** Material supplied follows **

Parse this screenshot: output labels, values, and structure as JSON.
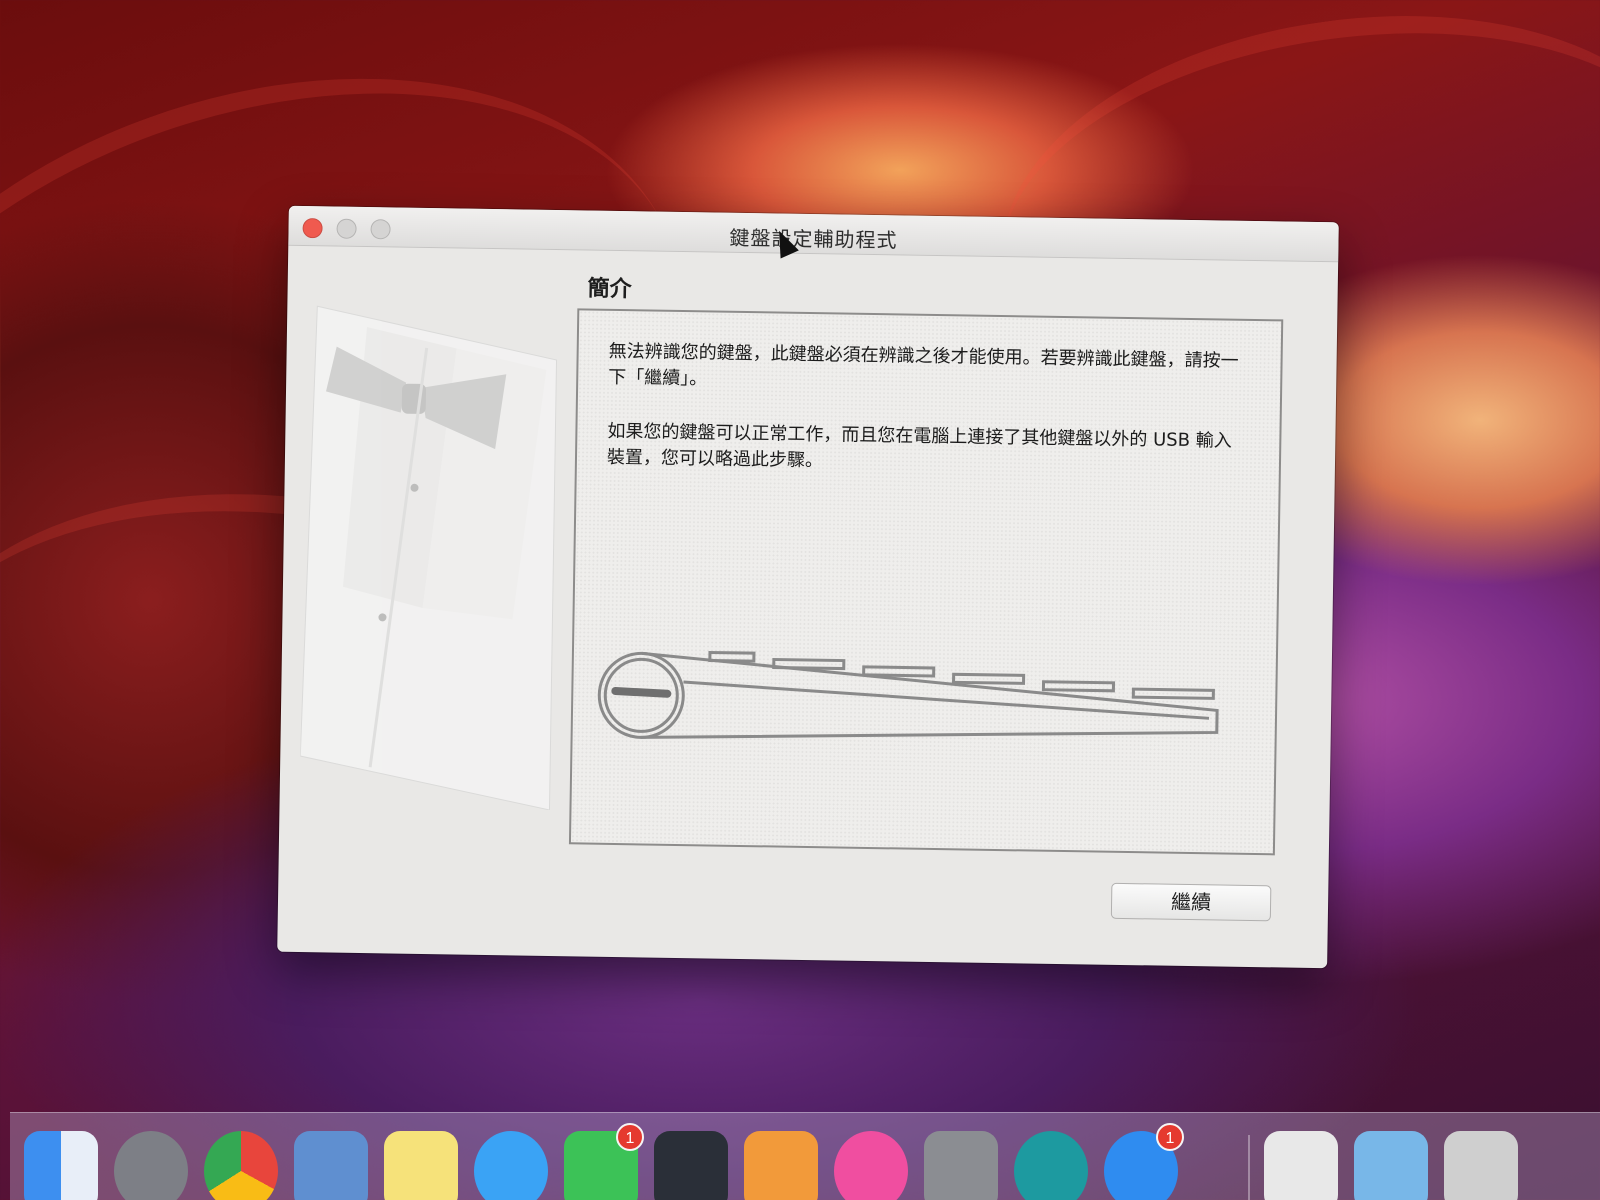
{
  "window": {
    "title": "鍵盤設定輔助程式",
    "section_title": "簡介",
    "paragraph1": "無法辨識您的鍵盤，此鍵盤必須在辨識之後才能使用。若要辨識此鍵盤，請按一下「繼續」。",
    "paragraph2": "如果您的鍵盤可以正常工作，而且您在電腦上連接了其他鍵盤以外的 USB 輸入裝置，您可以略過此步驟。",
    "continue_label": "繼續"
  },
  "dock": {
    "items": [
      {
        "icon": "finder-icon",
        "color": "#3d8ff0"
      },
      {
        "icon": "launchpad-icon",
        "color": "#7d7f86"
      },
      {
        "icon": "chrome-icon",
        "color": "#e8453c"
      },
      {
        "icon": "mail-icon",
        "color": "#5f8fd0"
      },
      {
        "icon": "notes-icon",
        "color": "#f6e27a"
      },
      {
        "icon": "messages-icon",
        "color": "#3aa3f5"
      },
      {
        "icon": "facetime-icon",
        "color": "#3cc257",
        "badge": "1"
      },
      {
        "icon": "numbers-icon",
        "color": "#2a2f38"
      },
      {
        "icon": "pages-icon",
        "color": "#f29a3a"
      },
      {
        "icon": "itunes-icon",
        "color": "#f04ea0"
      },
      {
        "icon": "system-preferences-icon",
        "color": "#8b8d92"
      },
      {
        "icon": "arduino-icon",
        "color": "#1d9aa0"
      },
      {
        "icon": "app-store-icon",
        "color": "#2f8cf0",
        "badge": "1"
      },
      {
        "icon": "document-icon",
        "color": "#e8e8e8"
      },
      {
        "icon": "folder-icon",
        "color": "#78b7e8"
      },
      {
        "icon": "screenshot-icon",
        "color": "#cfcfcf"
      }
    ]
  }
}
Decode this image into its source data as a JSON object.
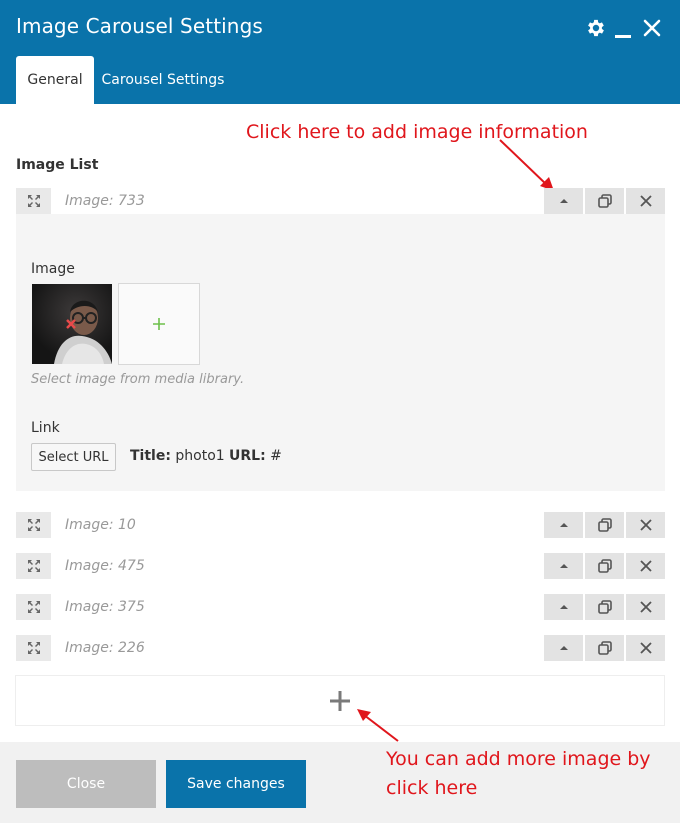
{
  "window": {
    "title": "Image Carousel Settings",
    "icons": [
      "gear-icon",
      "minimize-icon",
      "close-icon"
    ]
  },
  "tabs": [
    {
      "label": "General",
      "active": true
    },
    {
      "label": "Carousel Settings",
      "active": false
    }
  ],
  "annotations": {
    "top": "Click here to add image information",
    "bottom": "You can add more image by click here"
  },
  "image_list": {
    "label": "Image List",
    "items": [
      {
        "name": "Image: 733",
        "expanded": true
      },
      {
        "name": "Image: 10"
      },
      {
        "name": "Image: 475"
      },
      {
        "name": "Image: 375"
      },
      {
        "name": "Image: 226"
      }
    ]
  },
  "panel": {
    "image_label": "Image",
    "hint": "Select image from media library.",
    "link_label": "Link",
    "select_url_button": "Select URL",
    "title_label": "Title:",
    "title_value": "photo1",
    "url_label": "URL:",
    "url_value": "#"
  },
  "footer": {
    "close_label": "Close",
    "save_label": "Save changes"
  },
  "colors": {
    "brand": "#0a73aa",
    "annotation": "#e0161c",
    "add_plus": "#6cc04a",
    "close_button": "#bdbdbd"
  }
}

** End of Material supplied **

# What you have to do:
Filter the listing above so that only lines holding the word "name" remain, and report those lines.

# Your solution:
        "name": "Image: 733",
        "name": "Image: 10"
        "name": "Image: 475"
        "name": "Image: 375"
        "name": "Image: 226"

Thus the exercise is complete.